── Data for analysis

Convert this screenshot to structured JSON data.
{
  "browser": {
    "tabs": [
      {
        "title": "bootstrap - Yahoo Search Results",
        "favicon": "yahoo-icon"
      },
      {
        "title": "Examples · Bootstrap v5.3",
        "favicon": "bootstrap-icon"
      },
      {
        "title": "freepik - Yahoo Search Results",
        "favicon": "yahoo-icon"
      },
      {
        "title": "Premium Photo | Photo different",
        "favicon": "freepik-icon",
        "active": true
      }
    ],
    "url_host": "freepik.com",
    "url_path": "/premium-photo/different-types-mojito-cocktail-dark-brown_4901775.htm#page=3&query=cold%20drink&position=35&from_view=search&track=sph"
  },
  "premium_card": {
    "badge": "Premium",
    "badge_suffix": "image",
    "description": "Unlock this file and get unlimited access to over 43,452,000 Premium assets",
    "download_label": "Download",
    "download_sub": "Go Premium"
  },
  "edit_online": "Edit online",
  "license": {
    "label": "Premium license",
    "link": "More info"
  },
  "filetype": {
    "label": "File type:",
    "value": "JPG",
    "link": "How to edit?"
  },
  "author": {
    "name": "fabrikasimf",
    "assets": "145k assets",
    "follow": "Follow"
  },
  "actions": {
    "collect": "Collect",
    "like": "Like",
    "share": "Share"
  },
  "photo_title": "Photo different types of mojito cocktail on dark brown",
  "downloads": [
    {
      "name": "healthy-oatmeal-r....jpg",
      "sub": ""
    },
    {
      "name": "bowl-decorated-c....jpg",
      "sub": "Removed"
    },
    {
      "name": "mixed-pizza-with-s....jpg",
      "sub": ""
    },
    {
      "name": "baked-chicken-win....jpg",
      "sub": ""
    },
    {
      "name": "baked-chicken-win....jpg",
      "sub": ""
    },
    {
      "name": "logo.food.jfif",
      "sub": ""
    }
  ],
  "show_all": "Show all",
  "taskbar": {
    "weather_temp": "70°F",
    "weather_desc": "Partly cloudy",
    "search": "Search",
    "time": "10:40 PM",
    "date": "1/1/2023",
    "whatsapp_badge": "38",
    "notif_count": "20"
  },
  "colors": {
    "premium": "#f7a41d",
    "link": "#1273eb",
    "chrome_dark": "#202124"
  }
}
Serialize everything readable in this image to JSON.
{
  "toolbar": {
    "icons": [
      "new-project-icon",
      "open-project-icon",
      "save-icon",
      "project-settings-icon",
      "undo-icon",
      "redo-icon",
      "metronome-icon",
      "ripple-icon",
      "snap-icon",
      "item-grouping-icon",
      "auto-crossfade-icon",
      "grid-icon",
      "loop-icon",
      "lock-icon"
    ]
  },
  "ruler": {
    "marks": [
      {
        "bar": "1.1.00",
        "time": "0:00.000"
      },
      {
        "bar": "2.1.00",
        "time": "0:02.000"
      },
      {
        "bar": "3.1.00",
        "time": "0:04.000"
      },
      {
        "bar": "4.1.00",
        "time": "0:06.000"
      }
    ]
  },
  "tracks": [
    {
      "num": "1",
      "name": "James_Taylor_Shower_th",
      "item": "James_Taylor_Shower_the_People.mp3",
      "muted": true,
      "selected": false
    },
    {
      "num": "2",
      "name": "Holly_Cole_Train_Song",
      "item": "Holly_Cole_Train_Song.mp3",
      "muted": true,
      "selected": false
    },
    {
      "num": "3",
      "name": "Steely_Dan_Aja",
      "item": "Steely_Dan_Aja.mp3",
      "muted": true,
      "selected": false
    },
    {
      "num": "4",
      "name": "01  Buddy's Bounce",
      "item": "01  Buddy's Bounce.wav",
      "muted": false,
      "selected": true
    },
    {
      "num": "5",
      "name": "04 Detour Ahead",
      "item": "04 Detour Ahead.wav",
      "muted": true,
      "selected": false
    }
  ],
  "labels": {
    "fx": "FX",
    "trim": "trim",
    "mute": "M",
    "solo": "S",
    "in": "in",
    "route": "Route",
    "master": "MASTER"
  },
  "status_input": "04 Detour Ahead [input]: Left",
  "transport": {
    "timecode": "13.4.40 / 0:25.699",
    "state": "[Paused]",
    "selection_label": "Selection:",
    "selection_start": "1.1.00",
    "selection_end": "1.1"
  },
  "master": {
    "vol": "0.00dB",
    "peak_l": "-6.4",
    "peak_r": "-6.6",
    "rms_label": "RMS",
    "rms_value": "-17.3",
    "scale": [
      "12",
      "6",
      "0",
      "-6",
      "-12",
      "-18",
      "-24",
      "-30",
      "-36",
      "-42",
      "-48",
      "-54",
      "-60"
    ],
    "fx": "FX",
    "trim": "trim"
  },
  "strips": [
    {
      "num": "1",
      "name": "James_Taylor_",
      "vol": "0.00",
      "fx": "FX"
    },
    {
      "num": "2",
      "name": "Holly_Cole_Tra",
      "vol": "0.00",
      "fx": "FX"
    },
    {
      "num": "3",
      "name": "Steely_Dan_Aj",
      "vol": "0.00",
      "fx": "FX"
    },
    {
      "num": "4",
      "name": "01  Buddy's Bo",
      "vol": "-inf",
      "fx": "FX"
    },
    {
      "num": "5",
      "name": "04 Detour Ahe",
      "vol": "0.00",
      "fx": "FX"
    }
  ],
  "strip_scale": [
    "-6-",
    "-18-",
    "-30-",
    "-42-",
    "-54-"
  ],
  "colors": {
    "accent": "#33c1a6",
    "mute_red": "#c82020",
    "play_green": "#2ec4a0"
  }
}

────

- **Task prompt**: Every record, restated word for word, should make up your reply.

- **Answer below**:
Convert this screenshot to structured JSON data.
{
  "browser": {
    "tabs": [
      {
        "title": "bootstrap - Yahoo Search Results",
        "favicon": "yahoo-icon"
      },
      {
        "title": "Examples · Bootstrap v5.3",
        "favicon": "bootstrap-icon"
      },
      {
        "title": "freepik - Yahoo Search Results",
        "favicon": "yahoo-icon"
      },
      {
        "title": "Premium Photo | Photo different",
        "favicon": "freepik-icon",
        "active": true
      }
    ],
    "url_host": "freepik.com",
    "url_path": "/premium-photo/different-types-mojito-cocktail-dark-brown_4901775.htm#page=3&query=cold%20drink&position=35&from_view=search&track=sph"
  },
  "premium_card": {
    "badge": "Premium",
    "badge_suffix": "image",
    "description": "Unlock this file and get unlimited access to over 43,452,000 Premium assets",
    "download_label": "Download",
    "download_sub": "Go Premium"
  },
  "edit_online": "Edit online",
  "license": {
    "label": "Premium license",
    "link": "More info"
  },
  "filetype": {
    "label": "File type:",
    "value": "JPG",
    "link": "How to edit?"
  },
  "author": {
    "name": "fabrikasimf",
    "assets": "145k assets",
    "follow": "Follow"
  },
  "actions": {
    "collect": "Collect",
    "like": "Like",
    "share": "Share"
  },
  "photo_title": "Photo different types of mojito cocktail on dark brown",
  "downloads": [
    {
      "name": "healthy-oatmeal-r....jpg",
      "sub": ""
    },
    {
      "name": "bowl-decorated-c....jpg",
      "sub": "Removed"
    },
    {
      "name": "mixed-pizza-with-s....jpg",
      "sub": ""
    },
    {
      "name": "baked-chicken-win....jpg",
      "sub": ""
    },
    {
      "name": "baked-chicken-win....jpg",
      "sub": ""
    },
    {
      "name": "logo.food.jfif",
      "sub": ""
    }
  ],
  "show_all": "Show all",
  "taskbar": {
    "weather_temp": "70°F",
    "weather_desc": "Partly cloudy",
    "search": "Search",
    "time": "10:40 PM",
    "date": "1/1/2023",
    "whatsapp_badge": "38",
    "notif_count": "20"
  },
  "colors": {
    "premium": "#f7a41d",
    "link": "#1273eb",
    "chrome_dark": "#202124"
  }
}
Serialize everything readable in this image to JSON.
{
  "toolbar": {
    "icons": [
      "new-project-icon",
      "open-project-icon",
      "save-icon",
      "project-settings-icon",
      "undo-icon",
      "redo-icon",
      "metronome-icon",
      "ripple-icon",
      "snap-icon",
      "item-grouping-icon",
      "auto-crossfade-icon",
      "grid-icon",
      "loop-icon",
      "lock-icon"
    ]
  },
  "ruler": {
    "marks": [
      {
        "bar": "1.1.00",
        "time": "0:00.000"
      },
      {
        "bar": "2.1.00",
        "time": "0:02.000"
      },
      {
        "bar": "3.1.00",
        "time": "0:04.000"
      },
      {
        "bar": "4.1.00",
        "time": "0:06.000"
      }
    ]
  },
  "tracks": [
    {
      "num": "1",
      "name": "James_Taylor_Shower_th",
      "item": "James_Taylor_Shower_the_People.mp3",
      "muted": true,
      "selected": false
    },
    {
      "num": "2",
      "name": "Holly_Cole_Train_Song",
      "item": "Holly_Cole_Train_Song.mp3",
      "muted": true,
      "selected": false
    },
    {
      "num": "3",
      "name": "Steely_Dan_Aja",
      "item": "Steely_Dan_Aja.mp3",
      "muted": true,
      "selected": false
    },
    {
      "num": "4",
      "name": "01  Buddy's Bounce",
      "item": "01  Buddy's Bounce.wav",
      "muted": false,
      "selected": true
    },
    {
      "num": "5",
      "name": "04 Detour Ahead",
      "item": "04 Detour Ahead.wav",
      "muted": true,
      "selected": false
    }
  ],
  "labels": {
    "fx": "FX",
    "trim": "trim",
    "mute": "M",
    "solo": "S",
    "in": "in",
    "route": "Route",
    "master": "MASTER"
  },
  "status_input": "04 Detour Ahead [input]: Left",
  "transport": {
    "timecode": "13.4.40 / 0:25.699",
    "state": "[Paused]",
    "selection_label": "Selection:",
    "selection_start": "1.1.00",
    "selection_end": "1.1"
  },
  "master": {
    "vol": "0.00dB",
    "peak_l": "-6.4",
    "peak_r": "-6.6",
    "rms_label": "RMS",
    "rms_value": "-17.3",
    "scale": [
      "12",
      "6",
      "0",
      "-6",
      "-12",
      "-18",
      "-24",
      "-30",
      "-36",
      "-42",
      "-48",
      "-54",
      "-60"
    ],
    "fx": "FX",
    "trim": "trim"
  },
  "strips": [
    {
      "num": "1",
      "name": "James_Taylor_",
      "vol": "0.00",
      "fx": "FX"
    },
    {
      "num": "2",
      "name": "Holly_Cole_Tra",
      "vol": "0.00",
      "fx": "FX"
    },
    {
      "num": "3",
      "name": "Steely_Dan_Aj",
      "vol": "0.00",
      "fx": "FX"
    },
    {
      "num": "4",
      "name": "01  Buddy's Bo",
      "vol": "-inf",
      "fx": "FX"
    },
    {
      "num": "5",
      "name": "04 Detour Ahe",
      "vol": "0.00",
      "fx": "FX"
    }
  ],
  "strip_scale": [
    "-6-",
    "-18-",
    "-30-",
    "-42-",
    "-54-"
  ],
  "colors": {
    "accent": "#33c1a6",
    "mute_red": "#c82020",
    "play_green": "#2ec4a0"
  }
}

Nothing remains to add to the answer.